Very shortly they came across an unexpected difficulty.  Something was wrong with the soil.  It was strangely acidic, and they eventually came to the realization that this was a human-caused problem, but, amazingly, not a recent one.  Around 1,500 to 2,000 years ago, when the Jains lived there, as they were painting their incredibly beautiful frescoes on the walls, they were extremely careful, as always, never to harm any animals.

Sittanavasal - another view

The binding material in many types of paint was made from animal products.  This was not at all acceptable to the Jains, since they believed in doing no harm to any animals.

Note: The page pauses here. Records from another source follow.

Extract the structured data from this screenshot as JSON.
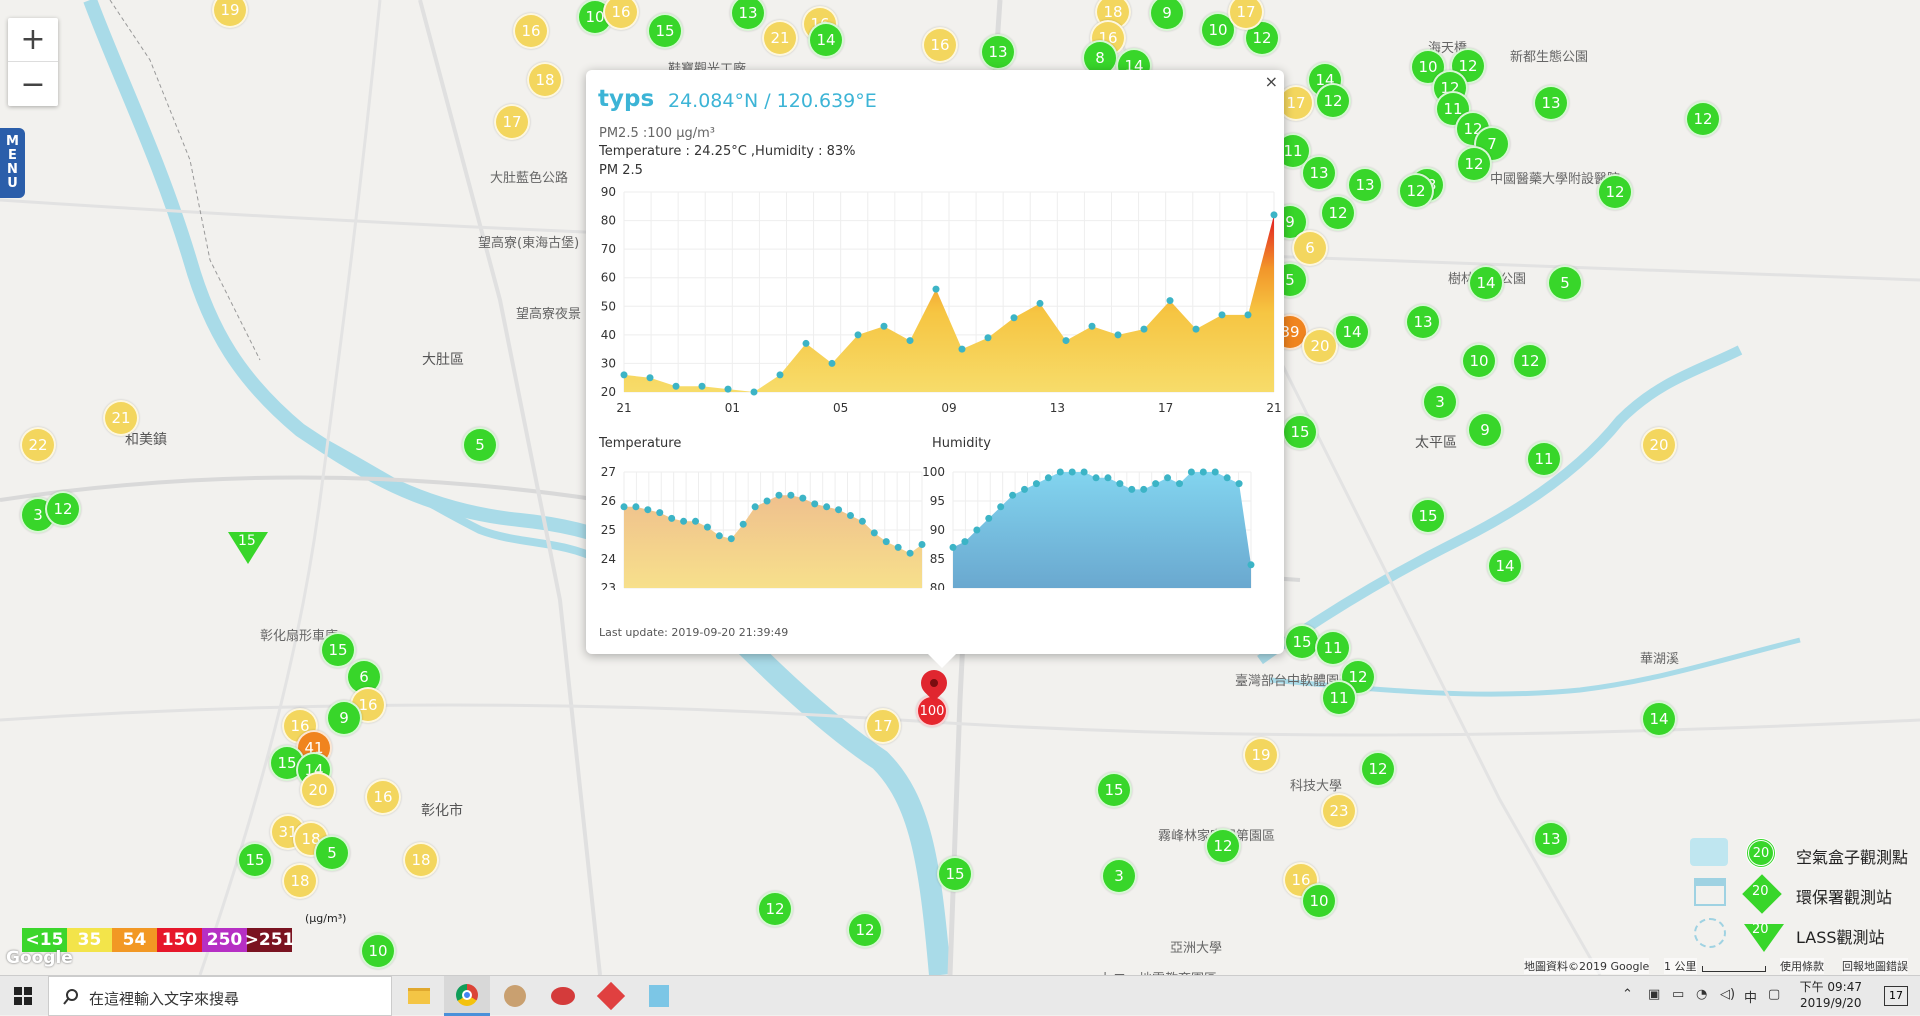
{
  "map": {
    "zoom_in": "+",
    "zoom_out": "−",
    "menu": [
      "M",
      "E",
      "N",
      "U"
    ],
    "places": [
      {
        "t": "大肚藍色公路",
        "x": 490,
        "y": 167
      },
      {
        "t": "望高寮(東海古堡)",
        "x": 478,
        "y": 232
      },
      {
        "t": "望高寮夜景",
        "x": 516,
        "y": 303
      },
      {
        "t": "大肚區",
        "x": 422,
        "y": 349,
        "big": true
      },
      {
        "t": "和美鎮",
        "x": 125,
        "y": 429,
        "big": true
      },
      {
        "t": "鞋寶觀光工廠",
        "x": 668,
        "y": 58
      },
      {
        "t": "海天橋",
        "x": 1428,
        "y": 37
      },
      {
        "t": "新都生態公園",
        "x": 1510,
        "y": 46
      },
      {
        "t": "中國醫藥大學附設醫院",
        "x": 1490,
        "y": 168
      },
      {
        "t": "太平區",
        "x": 1415,
        "y": 432,
        "big": true
      },
      {
        "t": "彰化扇形車庫",
        "x": 260,
        "y": 625
      },
      {
        "t": "彰化市",
        "x": 421,
        "y": 800,
        "big": true
      },
      {
        "t": "亞洲大學",
        "x": 1170,
        "y": 937
      },
      {
        "t": "霧峰林家宮保第園區",
        "x": 1158,
        "y": 825
      },
      {
        "t": "華湖溪",
        "x": 1640,
        "y": 648
      },
      {
        "t": "樹林森林公園",
        "x": 1448,
        "y": 268
      },
      {
        "t": "九二一地震教育園區",
        "x": 1100,
        "y": 968
      },
      {
        "t": "臺灣部台中軟體園區",
        "x": 1235,
        "y": 670
      },
      {
        "t": "科技大學",
        "x": 1290,
        "y": 775
      }
    ],
    "markers": [
      {
        "v": "19",
        "c": "y",
        "x": 230,
        "y": 10
      },
      {
        "v": "16",
        "c": "y",
        "x": 531,
        "y": 31
      },
      {
        "v": "10",
        "c": "g",
        "x": 595,
        "y": 17
      },
      {
        "v": "16",
        "c": "y",
        "x": 621,
        "y": 12
      },
      {
        "v": "15",
        "c": "g",
        "x": 665,
        "y": 31
      },
      {
        "v": "13",
        "c": "g",
        "x": 748,
        "y": 13
      },
      {
        "v": "21",
        "c": "y",
        "x": 780,
        "y": 38
      },
      {
        "v": "16",
        "c": "y",
        "x": 820,
        "y": 24
      },
      {
        "v": "14",
        "c": "g",
        "x": 826,
        "y": 40
      },
      {
        "v": "16",
        "c": "y",
        "x": 940,
        "y": 45
      },
      {
        "v": "13",
        "c": "g",
        "x": 998,
        "y": 52
      },
      {
        "v": "18",
        "c": "y",
        "x": 545,
        "y": 80
      },
      {
        "v": "17",
        "c": "y",
        "x": 512,
        "y": 122
      },
      {
        "v": "18",
        "c": "y",
        "x": 1113,
        "y": 12
      },
      {
        "v": "9",
        "c": "g",
        "x": 1167,
        "y": 13
      },
      {
        "v": "16",
        "c": "y",
        "x": 1108,
        "y": 38
      },
      {
        "v": "8",
        "c": "g",
        "x": 1100,
        "y": 58
      },
      {
        "v": "14",
        "c": "g",
        "x": 1134,
        "y": 66
      },
      {
        "v": "10",
        "c": "g",
        "x": 1218,
        "y": 30
      },
      {
        "v": "12",
        "c": "g",
        "x": 1262,
        "y": 38
      },
      {
        "v": "17",
        "c": "y",
        "x": 1246,
        "y": 12
      },
      {
        "v": "14",
        "c": "g",
        "x": 1325,
        "y": 80
      },
      {
        "v": "17",
        "c": "y",
        "x": 1296,
        "y": 103
      },
      {
        "v": "12",
        "c": "g",
        "x": 1333,
        "y": 101
      },
      {
        "v": "11",
        "c": "g",
        "x": 1293,
        "y": 151
      },
      {
        "v": "13",
        "c": "g",
        "x": 1319,
        "y": 173
      },
      {
        "v": "13",
        "c": "g",
        "x": 1365,
        "y": 185
      },
      {
        "v": "12",
        "c": "g",
        "x": 1338,
        "y": 213
      },
      {
        "v": "10",
        "c": "g",
        "x": 1428,
        "y": 67
      },
      {
        "v": "12",
        "c": "g",
        "x": 1468,
        "y": 66
      },
      {
        "v": "12",
        "c": "g",
        "x": 1450,
        "y": 88
      },
      {
        "v": "11",
        "c": "g",
        "x": 1453,
        "y": 109
      },
      {
        "v": "12",
        "c": "g",
        "x": 1473,
        "y": 129
      },
      {
        "v": "7",
        "c": "g",
        "x": 1492,
        "y": 144
      },
      {
        "v": "12",
        "c": "g",
        "x": 1474,
        "y": 164
      },
      {
        "v": "13",
        "c": "g",
        "x": 1427,
        "y": 185
      },
      {
        "v": "12",
        "c": "g",
        "x": 1416,
        "y": 191
      },
      {
        "v": "13",
        "c": "g",
        "x": 1551,
        "y": 103
      },
      {
        "v": "12",
        "c": "g",
        "x": 1703,
        "y": 119
      },
      {
        "v": "12",
        "c": "g",
        "x": 1615,
        "y": 192
      },
      {
        "v": "5",
        "c": "g",
        "x": 1565,
        "y": 283
      },
      {
        "v": "14",
        "c": "g",
        "x": 1486,
        "y": 283
      },
      {
        "v": "9",
        "c": "g",
        "x": 1290,
        "y": 222
      },
      {
        "v": "6",
        "c": "y",
        "x": 1310,
        "y": 248
      },
      {
        "v": "5",
        "c": "g",
        "x": 1290,
        "y": 280
      },
      {
        "v": "39",
        "c": "o",
        "x": 1290,
        "y": 332
      },
      {
        "v": "20",
        "c": "y",
        "x": 1320,
        "y": 346
      },
      {
        "v": "14",
        "c": "g",
        "x": 1352,
        "y": 332
      },
      {
        "v": "13",
        "c": "g",
        "x": 1423,
        "y": 322
      },
      {
        "v": "10",
        "c": "g",
        "x": 1479,
        "y": 361
      },
      {
        "v": "12",
        "c": "g",
        "x": 1530,
        "y": 361
      },
      {
        "v": "3",
        "c": "g",
        "x": 1440,
        "y": 402
      },
      {
        "v": "9",
        "c": "g",
        "x": 1485,
        "y": 430
      },
      {
        "v": "15",
        "c": "g",
        "x": 1300,
        "y": 432
      },
      {
        "v": "11",
        "c": "g",
        "x": 1544,
        "y": 459
      },
      {
        "v": "20",
        "c": "y",
        "x": 1659,
        "y": 445
      },
      {
        "v": "15",
        "c": "g",
        "x": 1428,
        "y": 516
      },
      {
        "v": "14",
        "c": "g",
        "x": 1505,
        "y": 566
      },
      {
        "v": "15",
        "c": "g",
        "x": 1302,
        "y": 642
      },
      {
        "v": "11",
        "c": "g",
        "x": 1333,
        "y": 648
      },
      {
        "v": "12",
        "c": "g",
        "x": 1358,
        "y": 677
      },
      {
        "v": "11",
        "c": "g",
        "x": 1339,
        "y": 698
      },
      {
        "v": "12",
        "c": "g",
        "x": 1378,
        "y": 769
      },
      {
        "v": "14",
        "c": "g",
        "x": 1659,
        "y": 719
      },
      {
        "v": "13",
        "c": "g",
        "x": 1551,
        "y": 839
      },
      {
        "v": "19",
        "c": "y",
        "x": 1261,
        "y": 755
      },
      {
        "v": "23",
        "c": "y",
        "x": 1339,
        "y": 811
      },
      {
        "v": "15",
        "c": "g",
        "x": 1114,
        "y": 790
      },
      {
        "v": "12",
        "c": "g",
        "x": 1223,
        "y": 846
      },
      {
        "v": "3",
        "c": "g",
        "x": 1119,
        "y": 876
      },
      {
        "v": "16",
        "c": "y",
        "x": 1301,
        "y": 880
      },
      {
        "v": "10",
        "c": "g",
        "x": 1319,
        "y": 901
      },
      {
        "v": "17",
        "c": "y",
        "x": 883,
        "y": 726
      },
      {
        "v": "100",
        "c": "r",
        "x": 934,
        "y": 713
      },
      {
        "v": "15",
        "c": "g",
        "x": 955,
        "y": 874
      },
      {
        "v": "12",
        "c": "g",
        "x": 775,
        "y": 909
      },
      {
        "v": "12",
        "c": "g",
        "x": 865,
        "y": 930
      },
      {
        "v": "5",
        "c": "g",
        "x": 480,
        "y": 445
      },
      {
        "v": "22",
        "c": "y",
        "x": 38,
        "y": 445
      },
      {
        "v": "21",
        "c": "y",
        "x": 121,
        "y": 418
      },
      {
        "v": "3",
        "c": "g",
        "x": 38,
        "y": 515
      },
      {
        "v": "12",
        "c": "g",
        "x": 63,
        "y": 509
      },
      {
        "v": "15",
        "c": "g",
        "x": 338,
        "y": 650
      },
      {
        "v": "6",
        "c": "g",
        "x": 364,
        "y": 677
      },
      {
        "v": "16",
        "c": "y",
        "x": 368,
        "y": 705
      },
      {
        "v": "9",
        "c": "g",
        "x": 344,
        "y": 718
      },
      {
        "v": "16",
        "c": "y",
        "x": 300,
        "y": 726
      },
      {
        "v": "41",
        "c": "o",
        "x": 314,
        "y": 748
      },
      {
        "v": "15",
        "c": "g",
        "x": 287,
        "y": 763
      },
      {
        "v": "14",
        "c": "g",
        "x": 314,
        "y": 770
      },
      {
        "v": "20",
        "c": "y",
        "x": 318,
        "y": 790
      },
      {
        "v": "16",
        "c": "y",
        "x": 383,
        "y": 797
      },
      {
        "v": "31",
        "c": "y",
        "x": 288,
        "y": 832
      },
      {
        "v": "18",
        "c": "y",
        "x": 311,
        "y": 839
      },
      {
        "v": "5",
        "c": "g",
        "x": 332,
        "y": 853
      },
      {
        "v": "15",
        "c": "g",
        "x": 255,
        "y": 860
      },
      {
        "v": "18",
        "c": "y",
        "x": 300,
        "y": 881
      },
      {
        "v": "18",
        "c": "y",
        "x": 421,
        "y": 860
      },
      {
        "v": "10",
        "c": "g",
        "x": 378,
        "y": 951
      }
    ],
    "lass_marker": "15",
    "pin_label": "100"
  },
  "popup": {
    "close": "×",
    "name": "typs",
    "coords": "24.084°N / 120.639°E",
    "pm_line": "PM2.5 :100 µg/m³",
    "temp_line": "Temperature : 24.25°C ,Humidity : 83%",
    "pm_title": "PM 2.5",
    "temp_title": "Temperature",
    "hum_title": "Humidity",
    "last_update": "Last update: 2019-09-20 21:39:49"
  },
  "chart_data": [
    {
      "type": "area",
      "title": "PM 2.5",
      "x_ticks": [
        "21",
        "01",
        "05",
        "09",
        "13",
        "17",
        "21"
      ],
      "ylim": [
        20,
        90
      ],
      "y_ticks": [
        20,
        30,
        40,
        50,
        60,
        70,
        80,
        90
      ],
      "values": [
        26,
        25,
        22,
        22,
        21,
        20,
        26,
        37,
        30,
        40,
        43,
        38,
        56,
        35,
        39,
        46,
        51,
        38,
        43,
        40,
        42,
        52,
        42,
        47,
        47,
        82
      ],
      "grid": true
    },
    {
      "type": "area",
      "title": "Temperature",
      "ylim": [
        23,
        27
      ],
      "y_ticks": [
        23,
        24,
        25,
        26,
        27
      ],
      "values": [
        25.8,
        25.8,
        25.7,
        25.6,
        25.4,
        25.3,
        25.3,
        25.1,
        24.8,
        24.7,
        25.2,
        25.8,
        26.0,
        26.2,
        26.2,
        26.1,
        25.9,
        25.8,
        25.7,
        25.5,
        25.3,
        24.9,
        24.6,
        24.4,
        24.2,
        24.5
      ],
      "grid": true
    },
    {
      "type": "area",
      "title": "Humidity",
      "ylim": [
        80,
        100
      ],
      "y_ticks": [
        80,
        85,
        90,
        95,
        100
      ],
      "values": [
        87,
        88,
        90,
        92,
        94,
        96,
        97,
        98,
        99,
        100,
        100,
        100,
        99,
        99,
        98,
        97,
        97,
        98,
        99,
        98,
        100,
        100,
        100,
        99,
        98,
        84
      ],
      "grid": true
    }
  ],
  "legend": {
    "unit": "(µg/m³)",
    "scale": [
      {
        "t": "<15",
        "c": "#3cd62c"
      },
      {
        "t": "35",
        "c": "#f3e44a"
      },
      {
        "t": "54",
        "c": "#f29824"
      },
      {
        "t": "150",
        "c": "#e6172a"
      },
      {
        "t": "250",
        "c": "#b62fc4"
      },
      {
        "t": ">251",
        "c": "#7a1320"
      }
    ],
    "stations": [
      {
        "icon": "airbox-icon",
        "label": "空氣盒子觀測點",
        "v": "20"
      },
      {
        "icon": "epa-icon",
        "label": "環保署觀測站",
        "v": "20"
      },
      {
        "icon": "lass-icon",
        "label": "LASS觀測站",
        "v": "20"
      }
    ]
  },
  "footer": {
    "google": "Google",
    "mapdata": "地圖資料©2019 Google",
    "scale": "1 公里",
    "terms": "使用條款",
    "report": "回報地圖錯誤"
  },
  "taskbar": {
    "search": "在這裡輸入文字來搜尋",
    "time": "下午 09:47",
    "date": "2019/9/20",
    "ime": "中",
    "notif": "17"
  }
}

So they had to develop paints that contained only plant-based products.  They achieved this by using an ingredient found in a particular species of onion, and subsequently, they planted lots and lots of these onions nearby in the ground, so that they would have the wherewithal to continue to manufacture their paints.

In saving the animals from exploitation, however, they unwittingly were harming the local soil.  Of course, they had no way to know that this was happening, and it was an ironic turn of events that the Jains, in protecting nature, were accidentally and unknowingly causing harm to the environment.

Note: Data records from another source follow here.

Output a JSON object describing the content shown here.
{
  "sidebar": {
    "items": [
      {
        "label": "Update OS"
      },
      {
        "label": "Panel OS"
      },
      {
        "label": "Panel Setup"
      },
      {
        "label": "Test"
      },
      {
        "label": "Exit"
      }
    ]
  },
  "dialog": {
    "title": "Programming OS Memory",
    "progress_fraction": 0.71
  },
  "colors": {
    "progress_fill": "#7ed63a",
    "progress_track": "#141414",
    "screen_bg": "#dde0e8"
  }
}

Once they realized that the invasive onion species was the cause of the imbalance in the soil, CPREEC spent countless hours removing the onions from the ground (they were still growing there 2,000 years later!) so that other plants would be able to grow again.  They got up nearly all of them, the soil became fertile again, and they were able to plant trees, flowing bushes, and vines—that have since grown into beautiful plants.

While we were visiting this past February, we did come upon an unexpected occurrence, a little onion remained right there in the ground.

Whenever CPREEC restores a sacred grove, they hire one of the people living there to serve as the grove’s custodian.  Rangam, the custodian of the Sittanavasal sacred grove, had accompanied us, up the steep stairway cut into the rock, so that we could see the ancient windswept site at the top—and then at the foot of the great rock, he led us along the pathway through the restored sacred grove, now lush with trees and plants which lend great beauty to the majestic rock.

Rangam, with the onion

Then Rangam came across the stray onion—right there at his feet growing in the soil.  He carefully dug it out of the ground and held it up—the offending alien onion.

(Although it is silly, I did feel a little sorry for the onion.  It will no doubt become a happy onion in heaven.)

How hard it is as humans to avoid causing harm to the earth. Even the ancient Jains, who managed far better than most of us do, could not avoid harming a bit of the planet, even as they were doing their best to protect the animals and the natural world.